Until catastrophe struck for the young star.

The Fall: Walkin’ (out of) Memphis

O.J. Mayo’s struggles began in his third year in the league. After struggling to find his shot and the emergence of offseason acquisition Tony Allen, coach Lionel Hollins sent Mayo to the bench.

On top of that, he got in an altercation with Tony Allen on a flight. Shortly after, he was suspended for using dehydroepiandrosterone (DHEA). For anyone wondering – that’s steroids.

It was a difficult time for Mayo, coming off the bench for the first time in his career. His scoring average dropped to 11.3, but his 41-percent shooting from downtown proved he could be a reliable scorer off the bench in the playoffs.

The next year, Mayo maintained a bench role and was heavily involved in trade talks. By “heavily,” I mean there were two different deals that SHOULD have happened. For reasons unbeknownst to the general population, both fell through.

The first came at the 2011 trade deadline. Mayo was headed to Indiana for Josh McRoberts and a 2011 first-round pick. A snag in the deal haulted things, and the trade deadline passed without action.

The next season, Mayo was supposedly being dealt to Boston for Ray Allen. Once again, nothing happened.

Editors note: At this time, we pause for a moment of silence to think about the joyous excitement of Ray Allen in Memphis.

After his fourth year filled with stellar play off the bench, Mayo was headed for a big payday – until the playoffs. In a seven-game series against the Clippers, he averaged 8.9 points per game on 27.4 percent shooting from the field and 29.2 percent from downtown.


Free Fallin’ out of the league
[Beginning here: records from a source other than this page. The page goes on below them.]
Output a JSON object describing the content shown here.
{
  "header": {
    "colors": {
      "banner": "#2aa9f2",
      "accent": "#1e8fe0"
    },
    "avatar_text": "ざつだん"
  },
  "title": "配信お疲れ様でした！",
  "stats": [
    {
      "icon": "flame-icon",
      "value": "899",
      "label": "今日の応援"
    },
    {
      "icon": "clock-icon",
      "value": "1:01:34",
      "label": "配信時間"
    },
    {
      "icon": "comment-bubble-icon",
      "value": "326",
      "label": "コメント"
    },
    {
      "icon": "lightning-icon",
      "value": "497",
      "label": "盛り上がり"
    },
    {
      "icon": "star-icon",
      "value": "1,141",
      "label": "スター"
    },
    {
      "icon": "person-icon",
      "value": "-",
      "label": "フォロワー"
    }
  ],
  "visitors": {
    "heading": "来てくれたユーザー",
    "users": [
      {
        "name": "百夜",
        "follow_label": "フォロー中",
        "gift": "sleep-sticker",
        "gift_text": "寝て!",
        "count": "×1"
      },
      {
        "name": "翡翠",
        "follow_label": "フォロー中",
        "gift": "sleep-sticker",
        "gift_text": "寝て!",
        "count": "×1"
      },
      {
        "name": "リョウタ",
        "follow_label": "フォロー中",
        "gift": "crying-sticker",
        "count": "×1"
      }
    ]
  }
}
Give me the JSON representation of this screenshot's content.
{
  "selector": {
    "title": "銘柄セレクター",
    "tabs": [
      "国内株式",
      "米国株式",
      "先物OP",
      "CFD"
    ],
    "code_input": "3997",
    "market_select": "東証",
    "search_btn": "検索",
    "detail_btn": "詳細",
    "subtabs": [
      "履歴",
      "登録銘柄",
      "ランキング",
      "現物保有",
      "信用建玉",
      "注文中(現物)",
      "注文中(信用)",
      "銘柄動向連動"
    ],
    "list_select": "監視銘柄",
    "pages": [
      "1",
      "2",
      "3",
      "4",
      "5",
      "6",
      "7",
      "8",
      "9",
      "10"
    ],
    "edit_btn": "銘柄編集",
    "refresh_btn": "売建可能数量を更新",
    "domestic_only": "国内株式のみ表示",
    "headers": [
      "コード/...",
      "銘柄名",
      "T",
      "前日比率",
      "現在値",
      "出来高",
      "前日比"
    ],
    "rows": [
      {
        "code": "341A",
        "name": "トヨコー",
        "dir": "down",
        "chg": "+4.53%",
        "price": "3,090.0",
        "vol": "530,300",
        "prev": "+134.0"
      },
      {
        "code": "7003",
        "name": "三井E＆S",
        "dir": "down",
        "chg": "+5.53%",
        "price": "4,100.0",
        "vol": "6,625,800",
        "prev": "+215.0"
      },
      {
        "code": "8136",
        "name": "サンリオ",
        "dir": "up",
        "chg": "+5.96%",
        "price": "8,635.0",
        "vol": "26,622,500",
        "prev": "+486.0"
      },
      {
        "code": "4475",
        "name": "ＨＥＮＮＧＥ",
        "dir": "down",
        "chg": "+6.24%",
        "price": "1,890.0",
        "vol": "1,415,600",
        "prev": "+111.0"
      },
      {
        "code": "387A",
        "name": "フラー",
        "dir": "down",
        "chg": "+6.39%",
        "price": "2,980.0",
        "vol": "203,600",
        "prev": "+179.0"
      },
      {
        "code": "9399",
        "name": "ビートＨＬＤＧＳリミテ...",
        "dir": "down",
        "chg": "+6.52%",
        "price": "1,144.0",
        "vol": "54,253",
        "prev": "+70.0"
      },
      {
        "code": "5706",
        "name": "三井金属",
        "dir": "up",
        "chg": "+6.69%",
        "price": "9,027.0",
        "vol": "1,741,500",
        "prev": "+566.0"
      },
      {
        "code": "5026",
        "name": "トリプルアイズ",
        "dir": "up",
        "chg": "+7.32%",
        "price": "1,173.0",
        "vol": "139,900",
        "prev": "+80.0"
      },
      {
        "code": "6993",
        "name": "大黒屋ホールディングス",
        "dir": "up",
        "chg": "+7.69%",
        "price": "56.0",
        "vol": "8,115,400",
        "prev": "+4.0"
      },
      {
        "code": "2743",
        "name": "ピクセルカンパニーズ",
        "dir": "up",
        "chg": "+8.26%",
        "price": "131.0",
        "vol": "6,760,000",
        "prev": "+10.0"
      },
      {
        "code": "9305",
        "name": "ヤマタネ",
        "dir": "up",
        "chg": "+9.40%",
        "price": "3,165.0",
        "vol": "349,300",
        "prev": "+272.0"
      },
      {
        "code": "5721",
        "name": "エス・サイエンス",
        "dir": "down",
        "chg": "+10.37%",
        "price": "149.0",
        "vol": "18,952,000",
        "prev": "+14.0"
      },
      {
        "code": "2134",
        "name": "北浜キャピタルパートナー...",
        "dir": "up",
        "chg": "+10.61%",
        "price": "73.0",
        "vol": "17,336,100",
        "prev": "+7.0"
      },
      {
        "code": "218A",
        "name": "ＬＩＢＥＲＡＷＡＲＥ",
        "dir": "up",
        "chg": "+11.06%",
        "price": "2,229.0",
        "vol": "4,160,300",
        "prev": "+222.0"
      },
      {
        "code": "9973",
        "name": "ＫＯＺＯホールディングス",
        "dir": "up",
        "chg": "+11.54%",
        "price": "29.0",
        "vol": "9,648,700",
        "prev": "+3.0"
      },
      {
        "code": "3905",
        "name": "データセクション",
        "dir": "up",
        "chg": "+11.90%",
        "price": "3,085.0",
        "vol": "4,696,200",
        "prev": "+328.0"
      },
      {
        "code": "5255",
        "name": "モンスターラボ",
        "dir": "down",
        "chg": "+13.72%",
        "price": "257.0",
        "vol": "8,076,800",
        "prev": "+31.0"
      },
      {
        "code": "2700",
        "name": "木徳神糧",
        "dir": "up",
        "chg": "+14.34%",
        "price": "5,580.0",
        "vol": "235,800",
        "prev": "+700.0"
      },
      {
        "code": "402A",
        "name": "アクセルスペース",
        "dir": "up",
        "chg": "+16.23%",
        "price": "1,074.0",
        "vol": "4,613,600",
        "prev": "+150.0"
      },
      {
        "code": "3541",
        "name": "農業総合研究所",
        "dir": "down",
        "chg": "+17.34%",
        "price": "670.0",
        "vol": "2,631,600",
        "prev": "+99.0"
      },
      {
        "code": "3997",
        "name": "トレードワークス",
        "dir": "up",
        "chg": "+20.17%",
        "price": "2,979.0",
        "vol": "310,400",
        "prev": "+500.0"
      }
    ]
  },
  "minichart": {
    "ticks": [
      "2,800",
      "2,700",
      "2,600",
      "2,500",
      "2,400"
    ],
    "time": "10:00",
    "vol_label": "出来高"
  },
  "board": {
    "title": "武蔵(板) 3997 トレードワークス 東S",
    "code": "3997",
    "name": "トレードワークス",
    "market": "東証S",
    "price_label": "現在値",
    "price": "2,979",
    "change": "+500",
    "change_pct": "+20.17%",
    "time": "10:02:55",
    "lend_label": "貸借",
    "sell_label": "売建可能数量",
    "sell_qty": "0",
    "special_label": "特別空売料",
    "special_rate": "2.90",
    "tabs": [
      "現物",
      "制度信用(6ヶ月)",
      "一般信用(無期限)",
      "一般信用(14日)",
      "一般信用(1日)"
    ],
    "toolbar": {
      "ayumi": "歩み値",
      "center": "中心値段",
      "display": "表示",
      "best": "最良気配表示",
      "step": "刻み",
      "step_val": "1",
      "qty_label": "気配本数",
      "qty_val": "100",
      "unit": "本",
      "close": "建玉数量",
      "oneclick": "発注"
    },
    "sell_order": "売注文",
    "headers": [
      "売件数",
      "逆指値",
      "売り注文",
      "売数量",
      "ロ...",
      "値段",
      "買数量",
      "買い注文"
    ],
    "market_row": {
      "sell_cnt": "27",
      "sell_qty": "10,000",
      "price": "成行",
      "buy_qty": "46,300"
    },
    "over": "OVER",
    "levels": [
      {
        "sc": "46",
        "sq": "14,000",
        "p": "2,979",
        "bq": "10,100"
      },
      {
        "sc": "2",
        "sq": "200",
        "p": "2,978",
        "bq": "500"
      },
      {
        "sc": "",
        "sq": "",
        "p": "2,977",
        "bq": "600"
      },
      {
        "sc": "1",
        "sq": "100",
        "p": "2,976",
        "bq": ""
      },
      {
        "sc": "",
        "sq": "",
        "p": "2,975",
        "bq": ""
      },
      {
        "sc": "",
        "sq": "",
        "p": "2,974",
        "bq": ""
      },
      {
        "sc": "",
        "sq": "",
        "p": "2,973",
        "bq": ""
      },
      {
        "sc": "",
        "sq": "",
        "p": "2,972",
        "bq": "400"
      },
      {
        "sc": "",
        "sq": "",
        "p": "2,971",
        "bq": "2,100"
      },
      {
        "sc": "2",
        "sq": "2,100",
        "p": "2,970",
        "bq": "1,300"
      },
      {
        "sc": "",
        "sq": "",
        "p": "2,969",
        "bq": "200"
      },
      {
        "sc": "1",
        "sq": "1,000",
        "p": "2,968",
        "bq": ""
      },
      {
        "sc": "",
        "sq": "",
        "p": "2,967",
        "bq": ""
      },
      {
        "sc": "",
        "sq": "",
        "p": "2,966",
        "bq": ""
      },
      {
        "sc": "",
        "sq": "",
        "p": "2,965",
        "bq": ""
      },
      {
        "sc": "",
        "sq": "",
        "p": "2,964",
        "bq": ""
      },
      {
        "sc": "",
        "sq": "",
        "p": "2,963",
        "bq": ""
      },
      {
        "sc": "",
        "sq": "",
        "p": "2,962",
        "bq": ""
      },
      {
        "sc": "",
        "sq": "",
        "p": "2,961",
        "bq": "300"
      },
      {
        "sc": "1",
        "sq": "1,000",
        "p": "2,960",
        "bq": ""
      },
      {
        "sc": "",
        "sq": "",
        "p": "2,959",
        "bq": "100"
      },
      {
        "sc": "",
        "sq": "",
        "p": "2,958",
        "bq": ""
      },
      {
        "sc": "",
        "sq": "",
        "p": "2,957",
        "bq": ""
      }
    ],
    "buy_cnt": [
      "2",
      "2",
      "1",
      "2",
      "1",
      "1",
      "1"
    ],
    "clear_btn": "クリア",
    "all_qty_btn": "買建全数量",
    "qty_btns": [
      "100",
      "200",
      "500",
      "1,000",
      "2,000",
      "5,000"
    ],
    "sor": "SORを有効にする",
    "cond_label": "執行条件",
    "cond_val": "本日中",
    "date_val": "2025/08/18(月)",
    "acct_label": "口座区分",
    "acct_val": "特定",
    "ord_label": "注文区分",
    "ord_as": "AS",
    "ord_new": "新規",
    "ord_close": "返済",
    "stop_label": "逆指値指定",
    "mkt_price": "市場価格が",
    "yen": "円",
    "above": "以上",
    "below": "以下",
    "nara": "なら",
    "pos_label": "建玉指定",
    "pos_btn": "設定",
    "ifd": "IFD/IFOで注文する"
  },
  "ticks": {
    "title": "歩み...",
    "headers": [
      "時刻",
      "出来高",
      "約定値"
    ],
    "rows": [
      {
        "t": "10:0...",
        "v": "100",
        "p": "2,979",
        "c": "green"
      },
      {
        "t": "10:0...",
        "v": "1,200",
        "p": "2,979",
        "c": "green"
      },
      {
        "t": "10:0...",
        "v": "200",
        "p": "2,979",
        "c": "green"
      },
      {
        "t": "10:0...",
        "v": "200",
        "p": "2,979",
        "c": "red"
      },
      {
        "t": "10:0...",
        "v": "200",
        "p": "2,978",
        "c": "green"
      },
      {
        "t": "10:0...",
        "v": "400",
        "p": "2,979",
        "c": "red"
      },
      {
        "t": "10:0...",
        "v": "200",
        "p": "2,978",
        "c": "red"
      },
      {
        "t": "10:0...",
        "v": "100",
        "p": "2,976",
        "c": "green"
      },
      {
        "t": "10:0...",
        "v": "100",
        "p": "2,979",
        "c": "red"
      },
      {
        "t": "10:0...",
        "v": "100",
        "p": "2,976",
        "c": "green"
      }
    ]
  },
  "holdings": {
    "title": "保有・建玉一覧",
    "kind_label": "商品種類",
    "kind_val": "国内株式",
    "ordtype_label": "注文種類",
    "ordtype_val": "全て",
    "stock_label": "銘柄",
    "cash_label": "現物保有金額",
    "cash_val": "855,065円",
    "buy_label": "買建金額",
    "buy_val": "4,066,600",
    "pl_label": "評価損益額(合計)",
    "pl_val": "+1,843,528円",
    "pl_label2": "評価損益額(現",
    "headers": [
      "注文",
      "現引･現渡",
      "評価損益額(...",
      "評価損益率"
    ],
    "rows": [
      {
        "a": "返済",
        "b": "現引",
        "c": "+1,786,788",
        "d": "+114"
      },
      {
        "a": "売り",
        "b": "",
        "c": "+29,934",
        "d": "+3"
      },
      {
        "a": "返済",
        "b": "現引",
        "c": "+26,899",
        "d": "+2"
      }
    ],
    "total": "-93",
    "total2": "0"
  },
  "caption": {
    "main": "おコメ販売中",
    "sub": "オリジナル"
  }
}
Mayo went on to play a year in Dallas, averaging 15.3 points on a career-best 40.7 percent shooting from beyond-the-arc. The next year, he signed with the Milwaukee Bucks on a 3-year, $24M dollar deal.

In his three years with Milwaukee, Mayo averaged 10.6 points – a sure sign of a veteran scorer off the bench.

O.J became a free agent last summer. After the Chandler Parsons acquisition and re-signing Mike Conley, I had the following tweet ready to go: “Wouldn’t mind the Grizzlies signing OJ Mayo *eyes emoji*“.

Enter: WOJ BOMB.

It’s a shame that a young player with oodles of potential is now out of the league because of drugs. Let’s hope O.J. Mayo can make a comeback and contribute in the NBA.

While he’s serving his two-year suspension, it looks like he’s finding himself:

This article originally appeared on